Nutrients 2019, 11(9), 2138; https://doi.org/10.3390/nu11092138
The higher the Vitamin D concentration, the lower the inflamation
Carolien Mathyssen 1OrcID,Jef Serré 1OrcID,Annelore Sacreas 1,Stephanie Everaerts 1,Karen Maes 1,Stijn Verleden 1,Lieve Verlinden 2,Annemieke Verstuyf 2,Charles Pilette 3,Ghislaine Gayan-Ramirez 1,Bart Vanaudenaerde 1 andWim Janssens 1,
1 Lab of Respiratory Diseases, CHROMETA, KU Leuven, 3000 Leuven, Belgium
2 Clinical and Experimental Endocrinology, CHROMETA, KU Leuven, 3000 Leuven, Belgium
3 Institute of Experimental & Clinical Research—Pole of Pneumology, ENT and Dermatology, Université Catholique de Louvain (UCL), 1200 Brussels, Belgium

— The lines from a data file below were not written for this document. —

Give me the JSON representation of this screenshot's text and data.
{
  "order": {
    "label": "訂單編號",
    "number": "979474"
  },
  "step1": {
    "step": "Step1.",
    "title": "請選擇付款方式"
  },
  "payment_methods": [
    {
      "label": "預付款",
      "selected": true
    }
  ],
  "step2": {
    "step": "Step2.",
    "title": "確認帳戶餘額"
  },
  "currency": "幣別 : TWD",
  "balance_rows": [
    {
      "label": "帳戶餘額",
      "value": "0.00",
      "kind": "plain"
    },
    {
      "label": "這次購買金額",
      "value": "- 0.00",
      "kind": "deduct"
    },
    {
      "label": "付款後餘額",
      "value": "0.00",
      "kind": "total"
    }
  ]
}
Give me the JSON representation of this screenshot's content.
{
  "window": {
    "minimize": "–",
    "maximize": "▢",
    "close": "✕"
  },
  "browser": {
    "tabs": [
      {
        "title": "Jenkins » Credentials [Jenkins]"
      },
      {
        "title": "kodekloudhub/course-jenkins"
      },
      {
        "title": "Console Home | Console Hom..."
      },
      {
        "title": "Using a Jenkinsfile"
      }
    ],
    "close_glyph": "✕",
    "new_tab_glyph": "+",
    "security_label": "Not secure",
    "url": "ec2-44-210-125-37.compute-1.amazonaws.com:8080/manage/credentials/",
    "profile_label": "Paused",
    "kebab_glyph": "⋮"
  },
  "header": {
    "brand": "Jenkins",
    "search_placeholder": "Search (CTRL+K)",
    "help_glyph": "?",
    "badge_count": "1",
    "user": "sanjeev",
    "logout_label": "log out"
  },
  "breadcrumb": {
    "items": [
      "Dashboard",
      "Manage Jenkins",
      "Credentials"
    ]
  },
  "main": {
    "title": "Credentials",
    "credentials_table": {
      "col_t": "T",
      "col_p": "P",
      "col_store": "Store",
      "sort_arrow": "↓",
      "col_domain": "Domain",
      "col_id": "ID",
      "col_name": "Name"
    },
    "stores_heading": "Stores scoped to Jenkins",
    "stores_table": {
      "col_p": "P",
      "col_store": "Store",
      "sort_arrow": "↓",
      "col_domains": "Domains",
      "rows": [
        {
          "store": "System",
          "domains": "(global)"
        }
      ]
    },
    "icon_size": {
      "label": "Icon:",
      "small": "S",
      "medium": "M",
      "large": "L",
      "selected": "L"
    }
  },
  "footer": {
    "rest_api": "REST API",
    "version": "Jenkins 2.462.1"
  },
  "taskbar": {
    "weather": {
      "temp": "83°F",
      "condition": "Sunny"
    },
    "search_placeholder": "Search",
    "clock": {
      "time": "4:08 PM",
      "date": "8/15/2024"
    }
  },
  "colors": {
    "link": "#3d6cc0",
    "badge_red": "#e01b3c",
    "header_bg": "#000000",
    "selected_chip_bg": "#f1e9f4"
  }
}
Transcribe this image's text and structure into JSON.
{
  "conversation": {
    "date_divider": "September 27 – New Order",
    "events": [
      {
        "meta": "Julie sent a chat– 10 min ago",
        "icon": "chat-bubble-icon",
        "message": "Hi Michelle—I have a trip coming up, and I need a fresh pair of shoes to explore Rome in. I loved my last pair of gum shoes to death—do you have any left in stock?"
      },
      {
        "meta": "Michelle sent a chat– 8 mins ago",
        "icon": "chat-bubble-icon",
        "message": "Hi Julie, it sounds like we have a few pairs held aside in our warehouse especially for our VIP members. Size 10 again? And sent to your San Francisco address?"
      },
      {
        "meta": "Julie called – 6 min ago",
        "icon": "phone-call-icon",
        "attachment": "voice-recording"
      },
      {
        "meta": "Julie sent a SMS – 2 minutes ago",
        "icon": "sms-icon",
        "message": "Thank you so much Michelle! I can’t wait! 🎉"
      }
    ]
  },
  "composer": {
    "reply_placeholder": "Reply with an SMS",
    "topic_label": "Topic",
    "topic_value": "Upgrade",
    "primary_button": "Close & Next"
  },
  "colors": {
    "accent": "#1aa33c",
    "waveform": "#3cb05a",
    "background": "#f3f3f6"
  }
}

In chronic obstructive pulmonary disease (COPD), the bronchial epithelium is the first immune barrier that is triggered by cigarette smoke. Although vitamin D (vitD) has proven anti-inflammatory and antimicrobial effects in alveolar macrophages, little is known about the direct role of vitD on cigarette smoke-exposed bronchial epithelial cells. We examined the effects of vitD on a human bronchial epithelial cell line (16HBE) and on air–liquid culture of primary bronchial epithelial cells (PBEC) of COPD patients and controls exposed for 24 h to cigarette smoke extract (CSE). VitD decreased CSE-induced IL-8 secretion by 16HBE cells, but not by PBEC. VitD significantly increased the expression of the antimicrobial peptide cathelicidin in 16HBE and PBEC of both COPD subjects and controls. VitD did not affect epithelial to mesenchymal transition or epithelial MMP-9 expression and was not able to restore impaired wound healing by CSE in 16HBE cells. VitD increased the expression of its own catabolic enzyme CYP24A1 thereby maintaining its negative feedback.
In conclusion, vitD supplementation may potentially reduce infectious exacerbations in COPD by the upregulation of cathelicidin in the bronchial epithelium.